The fact is, I just did it. I had an idea in my head, I mulled over it for awhile, and then one day I sat down and started to write. One page became two, then four, then ten.
And at some point, the idea took hold and I just couldn’t stop typing. Then I outlined the story–and that’s when I could almost see the story take shape. I felt compelled to keep writing as if something inside me was finally breaking loose. It sounds lofty, I know, but it’s pretty much exactly what happened. Once I started on a roll, I could not stop. What’s more–I didn’t want to, not even for one minute.
In the early fall of 2012, while in the middle of edits for the book, I attended a writing conference at Rose State College in Oklahoma City–a “writing short course” if you will. As he closed the course, Bill Bernhardt told everyone there that making writing a habit is one of the most important things to do during the creative process. He said the funny thing was (and I am paraphrasing here), working on something a little every day would make parts of the story come alive in other ways—like on a morning drive, or while washing dishes, or while doing the laundry. Pretty soon, he said, you’d start getting ideas and vision for the story from everywhere.

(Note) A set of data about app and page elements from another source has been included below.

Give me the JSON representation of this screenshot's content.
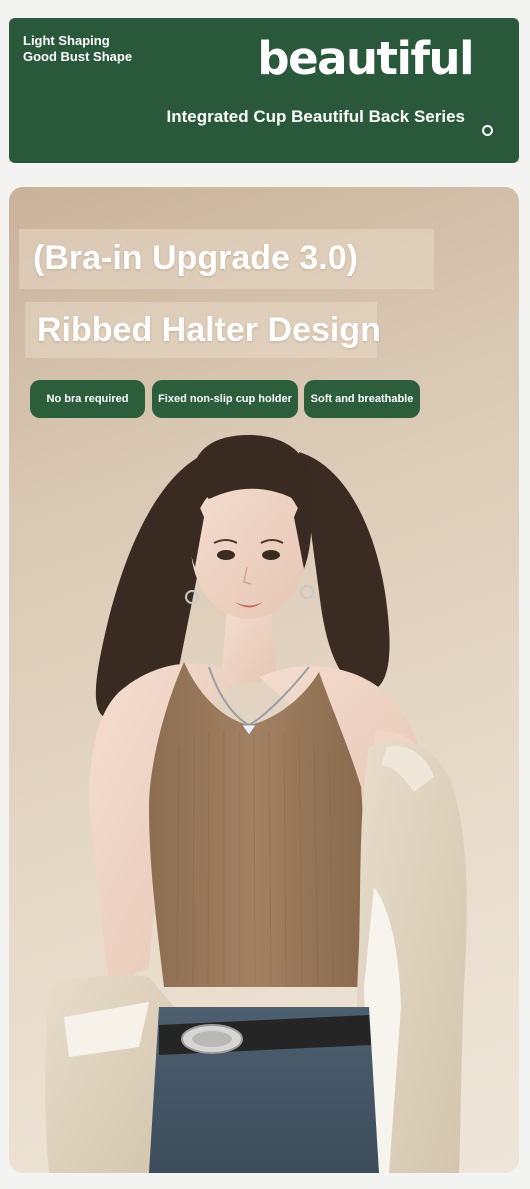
{
  "banner": {
    "tagline": "Light Shaping Good Bust Shape",
    "brand": "beautiful",
    "series": "Integrated Cup Beautiful Back Series"
  },
  "product": {
    "headline_1": "(Bra-in Upgrade 3.0)",
    "headline_2": "Ribbed Halter Design",
    "features": [
      "No bra required",
      "Fixed non-slip cup holder",
      "Soft and breathable"
    ]
  },
  "colors": {
    "banner_green": "#29593a",
    "pill_green": "#2c5e3c",
    "card_beige": "#e4d6c4",
    "top_brown": "#9a7a5b"
  },
  "icons": {
    "ring": "ring-icon"
  }
}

His advice is spot on.
So, in the end, that’s my advice, too. If you want to write a novel–just do it. Make a commitment, sit down, fire up the computer, and start. Write and write and write every day until 1000 words becomes 10,000 and then 40,000 and beyond. Resolve to do it–and then… just do it!